--- Records provided Enclosed Below ---
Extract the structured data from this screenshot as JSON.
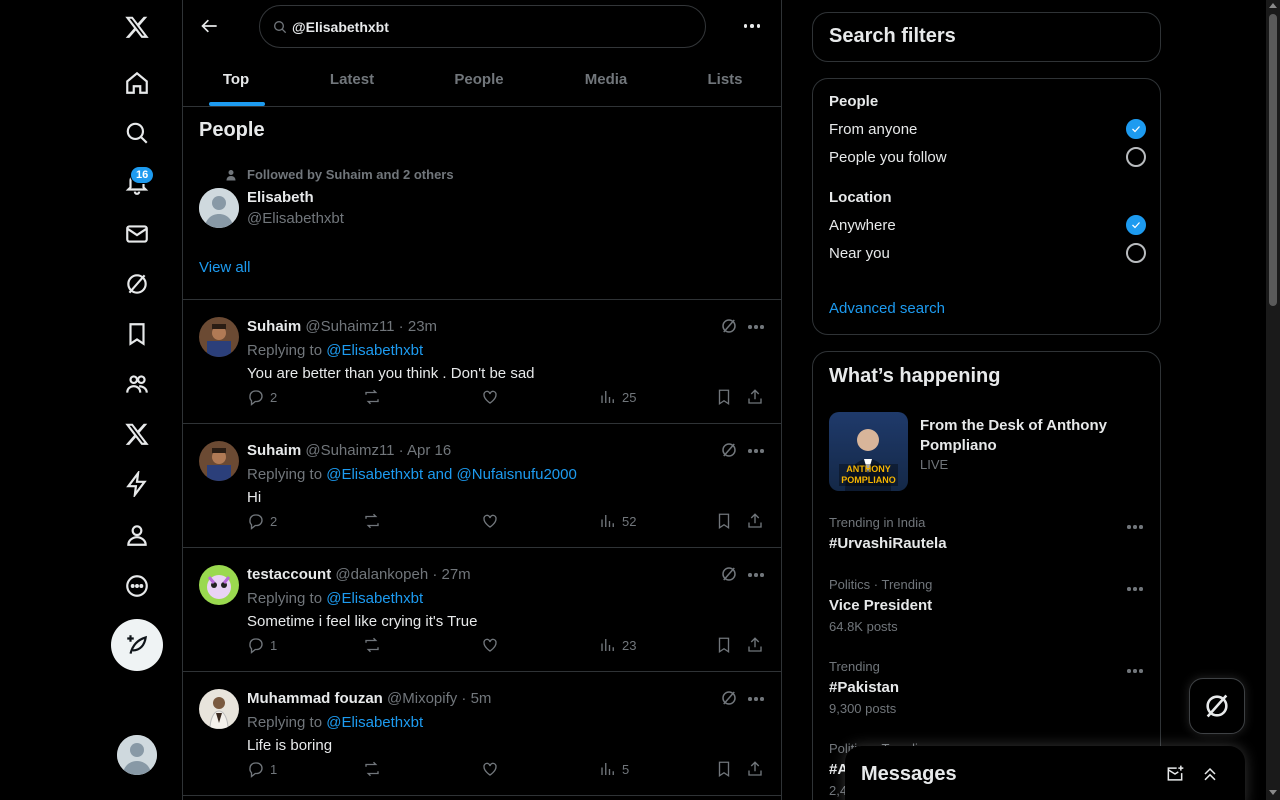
{
  "nav": {
    "notification_count": "16"
  },
  "search": {
    "query": "@Elisabethxbt"
  },
  "tabs": [
    {
      "label": "Top"
    },
    {
      "label": "Latest"
    },
    {
      "label": "People"
    },
    {
      "label": "Media"
    },
    {
      "label": "Lists"
    }
  ],
  "people": {
    "title": "People",
    "followed_by": "Followed by Suhaim and 2 others",
    "name": "Elisabeth",
    "handle": "@Elisabethxbt",
    "view_all": "View all"
  },
  "tweets": [
    {
      "name": "Suhaim",
      "meta": "@Suhaimz11 · 23m",
      "replying_prefix": "Replying to ",
      "replying_to": "@Elisabethxbt",
      "text": "You are better than you think . Don't be sad",
      "replies": "2",
      "views": "25"
    },
    {
      "name": "Suhaim",
      "meta": "@Suhaimz11 · Apr 16",
      "replying_prefix": "Replying to ",
      "replying_to": "@Elisabethxbt and @Nufaisnufu2000",
      "text": "Hi",
      "replies": "2",
      "views": "52"
    },
    {
      "name": "testaccount",
      "meta": "@dalankopeh · 27m",
      "replying_prefix": "Replying to ",
      "replying_to": "@Elisabethxbt",
      "text": "Sometime i feel like crying it's True",
      "replies": "1",
      "views": "23"
    },
    {
      "name": "Muhammad fouzan",
      "meta": "@Mixopify · 5m",
      "replying_prefix": "Replying to ",
      "replying_to": "@Elisabethxbt",
      "text": "Life is boring",
      "replies": "1",
      "views": "5"
    }
  ],
  "filters": {
    "title": "Search filters",
    "people_label": "People",
    "from_anyone": "From anyone",
    "people_you_follow": "People you follow",
    "location_label": "Location",
    "anywhere": "Anywhere",
    "near_you": "Near you",
    "advanced": "Advanced search"
  },
  "happening": {
    "title": "What’s happening",
    "live_title": "From the Desk of Anthony Pompliano",
    "live_tag": "LIVE",
    "live_thumb_text": "ANTHONY POMPLIANO",
    "trends": [
      {
        "context": "Trending in India",
        "name": "#UrvashiRautela",
        "count": ""
      },
      {
        "context": "Politics · Trending",
        "name": "Vice President",
        "count": "64.8K posts"
      },
      {
        "context": "Trending",
        "name": "#Pakistan",
        "count": "9,300 posts"
      },
      {
        "context": "Politics · Trending",
        "name": "#A",
        "count": "2,4"
      }
    ]
  },
  "messages": {
    "title": "Messages"
  },
  "colors": {
    "accent": "#1d9bf0",
    "background": "#000000",
    "border": "#2f3336",
    "muted_text": "#71767b"
  }
}
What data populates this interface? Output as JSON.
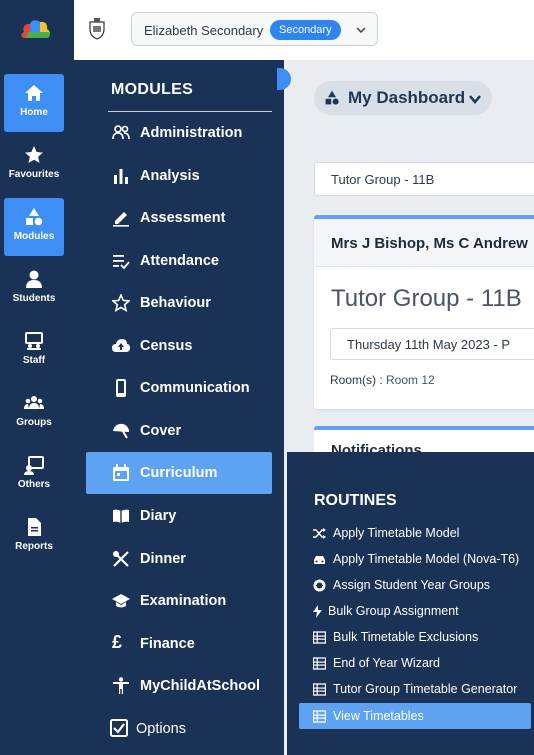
{
  "school": {
    "name": "Elizabeth Secondary",
    "badge": "Secondary"
  },
  "rail": [
    {
      "label": "Home",
      "icon": "home-icon",
      "active": true
    },
    {
      "label": "Favourites",
      "icon": "star-icon"
    },
    {
      "label": "Modules",
      "icon": "shapes-icon",
      "active": true
    },
    {
      "label": "Students",
      "icon": "user-icon"
    },
    {
      "label": "Staff",
      "icon": "staff-icon"
    },
    {
      "label": "Groups",
      "icon": "group-icon"
    },
    {
      "label": "Others",
      "icon": "others-icon"
    },
    {
      "label": "Reports",
      "icon": "report-icon"
    }
  ],
  "modules": {
    "heading": "MODULES",
    "items": [
      {
        "label": "Administration",
        "icon": "people-icon"
      },
      {
        "label": "Analysis",
        "icon": "bar-chart-icon"
      },
      {
        "label": "Assessment",
        "icon": "pen-icon"
      },
      {
        "label": "Attendance",
        "icon": "checklist-icon"
      },
      {
        "label": "Behaviour",
        "icon": "star-outline-icon"
      },
      {
        "label": "Census",
        "icon": "cloud-upload-icon"
      },
      {
        "label": "Communication",
        "icon": "mobile-icon"
      },
      {
        "label": "Cover",
        "icon": "umbrella-icon"
      },
      {
        "label": "Curriculum",
        "icon": "calendar-icon",
        "active": true
      },
      {
        "label": "Diary",
        "icon": "book-icon"
      },
      {
        "label": "Dinner",
        "icon": "cutlery-icon"
      },
      {
        "label": "Examination",
        "icon": "graduation-cap-icon"
      },
      {
        "label": "Finance",
        "icon": "pound-icon"
      },
      {
        "label": "MyChildAtSchool",
        "icon": "child-icon"
      },
      {
        "label": "Options",
        "icon": "checkbox-icon"
      }
    ]
  },
  "dashboard": {
    "title": "My Dashboard",
    "group_select": "Tutor Group - 11B",
    "card": {
      "header": "Mrs J Bishop, Ms C Andrew",
      "title": "Tutor Group - 11B",
      "date": "Thursday 11th May 2023 - P",
      "room_label": "Room(s) :",
      "room_value": "Room 12"
    },
    "notifications": "Notifications"
  },
  "routines": {
    "heading": "ROUTINES",
    "items": [
      {
        "label": "Apply Timetable Model",
        "icon": "shuffle-icon"
      },
      {
        "label": "Apply Timetable Model (Nova-T6)",
        "icon": "car-icon"
      },
      {
        "label": "Assign Student Year Groups",
        "icon": "badge-icon"
      },
      {
        "label": "Bulk Group Assignment",
        "icon": "bolt-icon"
      },
      {
        "label": "Bulk Timetable Exclusions",
        "icon": "table-icon"
      },
      {
        "label": "End of Year Wizard",
        "icon": "table-icon"
      },
      {
        "label": "Tutor Group Timetable Generator",
        "icon": "table-icon"
      },
      {
        "label": "View Timetables",
        "icon": "table-icon",
        "active": true
      }
    ]
  },
  "colors": {
    "navy": "#1a3255",
    "accent": "#3d8ff5",
    "active_item": "#5ea3f2"
  }
}
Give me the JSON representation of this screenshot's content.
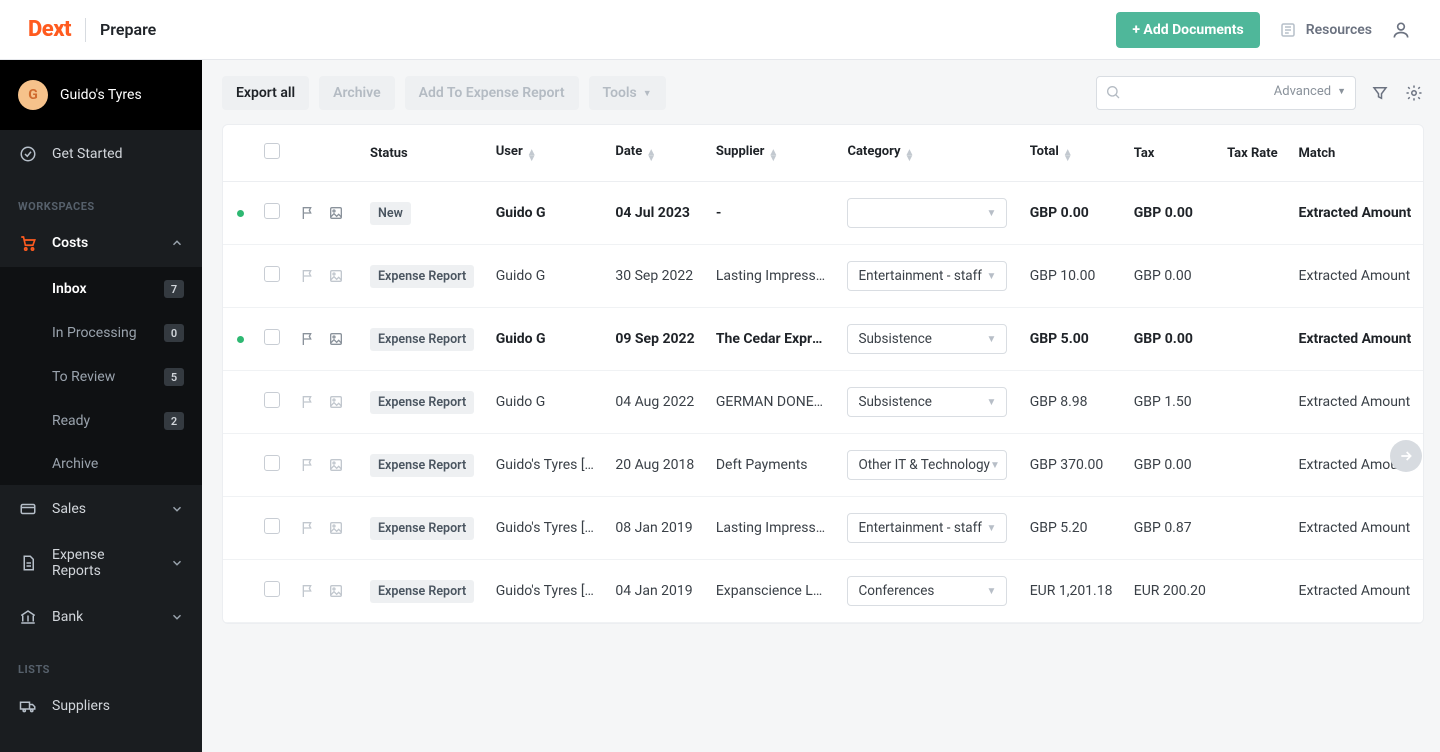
{
  "header": {
    "brand": "Dext",
    "product": "Prepare",
    "add_documents": "+ Add Documents",
    "resources": "Resources"
  },
  "account": {
    "initial": "G",
    "name": "Guido's Tyres"
  },
  "sidebar": {
    "get_started": "Get Started",
    "workspaces_heading": "WORKSPACES",
    "lists_heading": "LISTS",
    "costs": {
      "label": "Costs"
    },
    "costs_children": [
      {
        "label": "Inbox",
        "count": "7",
        "active": true
      },
      {
        "label": "In Processing",
        "count": "0"
      },
      {
        "label": "To Review",
        "count": "5"
      },
      {
        "label": "Ready",
        "count": "2"
      },
      {
        "label": "Archive",
        "count": ""
      }
    ],
    "sales": "Sales",
    "expense_reports": "Expense Reports",
    "bank": "Bank",
    "suppliers": "Suppliers"
  },
  "toolbar": {
    "export_all": "Export all",
    "archive": "Archive",
    "add_to_expense": "Add To Expense Report",
    "tools": "Tools",
    "advanced": "Advanced",
    "search_placeholder": ""
  },
  "table": {
    "headers": {
      "status": "Status",
      "user": "User",
      "date": "Date",
      "supplier": "Supplier",
      "category": "Category",
      "total": "Total",
      "tax": "Tax",
      "tax_rate": "Tax Rate",
      "match": "Match"
    },
    "rows": [
      {
        "dot": true,
        "bold": true,
        "status": "New",
        "user": "Guido G",
        "date": "04 Jul 2023",
        "supplier": "-",
        "category": "",
        "total": "GBP 0.00",
        "tax": "GBP 0.00",
        "tax_rate": "",
        "match": "Extracted Amount"
      },
      {
        "dot": false,
        "bold": false,
        "status": "Expense Report",
        "user": "Guido G",
        "date": "30 Sep 2022",
        "supplier": "Lasting Impressions",
        "category": "Entertainment - staff",
        "total": "GBP 10.00",
        "tax": "GBP 0.00",
        "tax_rate": "",
        "match": "Extracted Amount"
      },
      {
        "dot": true,
        "bold": true,
        "status": "Expense Report",
        "user": "Guido G",
        "date": "09 Sep 2022",
        "supplier": "The Cedar Express …",
        "category": "Subsistence",
        "total": "GBP 5.00",
        "tax": "GBP 0.00",
        "tax_rate": "",
        "match": "Extracted Amount"
      },
      {
        "dot": false,
        "bold": false,
        "status": "Expense Report",
        "user": "Guido G",
        "date": "04 Aug 2022",
        "supplier": "GERMAN DONER KE…",
        "category": "Subsistence",
        "total": "GBP 8.98",
        "tax": "GBP 1.50",
        "tax_rate": "",
        "match": "Extracted Amount"
      },
      {
        "dot": false,
        "bold": false,
        "status": "Expense Report",
        "user": "Guido's Tyres […",
        "date": "20 Aug 2018",
        "supplier": "Deft Payments",
        "category": "Other IT & Technology",
        "total": "GBP 370.00",
        "tax": "GBP 0.00",
        "tax_rate": "",
        "match": "Extracted Amount"
      },
      {
        "dot": false,
        "bold": false,
        "status": "Expense Report",
        "user": "Guido's Tyres […",
        "date": "08 Jan 2019",
        "supplier": "Lasting Impressions",
        "category": "Entertainment - staff",
        "total": "GBP 5.20",
        "tax": "GBP 0.87",
        "tax_rate": "",
        "match": "Extracted Amount"
      },
      {
        "dot": false,
        "bold": false,
        "status": "Expense Report",
        "user": "Guido's Tyres […",
        "date": "04 Jan 2019",
        "supplier": "Expanscience Labor…",
        "category": "Conferences",
        "total": "EUR 1,201.18",
        "tax": "EUR 200.20",
        "tax_rate": "",
        "match": "Extracted Amount"
      }
    ]
  }
}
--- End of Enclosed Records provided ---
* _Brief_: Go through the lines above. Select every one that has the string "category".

* _Reply_:
      "category": "Category",
        "category": "",
        "category": "Entertainment - staff",
        "category": "Subsistence",
        "category": "Subsistence",
        "category": "Other IT & Technology",
        "category": "Entertainment - staff",
        "category": "Conferences",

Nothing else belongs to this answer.